**What you have to do**
Check each line of the entries below for the string "December"; copy every line where it appears.
━━━ Data
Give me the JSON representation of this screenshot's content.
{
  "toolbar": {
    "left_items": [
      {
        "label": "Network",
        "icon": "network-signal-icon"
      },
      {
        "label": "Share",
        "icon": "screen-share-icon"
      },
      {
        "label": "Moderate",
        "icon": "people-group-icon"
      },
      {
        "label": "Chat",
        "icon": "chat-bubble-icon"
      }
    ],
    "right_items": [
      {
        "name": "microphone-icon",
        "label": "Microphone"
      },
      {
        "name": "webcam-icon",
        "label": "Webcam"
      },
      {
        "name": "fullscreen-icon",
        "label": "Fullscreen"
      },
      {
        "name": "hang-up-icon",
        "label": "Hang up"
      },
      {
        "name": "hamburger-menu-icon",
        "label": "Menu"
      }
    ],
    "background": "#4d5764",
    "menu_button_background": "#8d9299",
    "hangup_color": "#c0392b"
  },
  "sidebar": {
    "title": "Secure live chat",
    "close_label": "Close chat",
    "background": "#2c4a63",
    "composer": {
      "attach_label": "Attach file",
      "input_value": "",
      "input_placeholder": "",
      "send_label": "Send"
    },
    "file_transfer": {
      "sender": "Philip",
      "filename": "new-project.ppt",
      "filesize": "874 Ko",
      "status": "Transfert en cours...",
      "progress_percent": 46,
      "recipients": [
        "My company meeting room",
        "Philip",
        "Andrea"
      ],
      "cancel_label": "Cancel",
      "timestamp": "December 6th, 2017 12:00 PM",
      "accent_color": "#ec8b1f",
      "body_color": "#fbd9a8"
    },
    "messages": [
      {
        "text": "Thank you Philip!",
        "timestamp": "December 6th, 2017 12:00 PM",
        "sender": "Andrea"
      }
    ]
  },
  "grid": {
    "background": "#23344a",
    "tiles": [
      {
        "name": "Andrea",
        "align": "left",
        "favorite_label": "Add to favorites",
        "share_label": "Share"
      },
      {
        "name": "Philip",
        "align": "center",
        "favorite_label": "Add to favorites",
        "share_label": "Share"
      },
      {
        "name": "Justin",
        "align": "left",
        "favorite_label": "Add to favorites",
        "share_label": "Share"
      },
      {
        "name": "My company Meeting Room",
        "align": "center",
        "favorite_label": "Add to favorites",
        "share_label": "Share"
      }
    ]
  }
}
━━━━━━
**Result below**
      "timestamp": "December 6th, 2017 12:00 PM",
        "timestamp": "December 6th, 2017 12:00 PM",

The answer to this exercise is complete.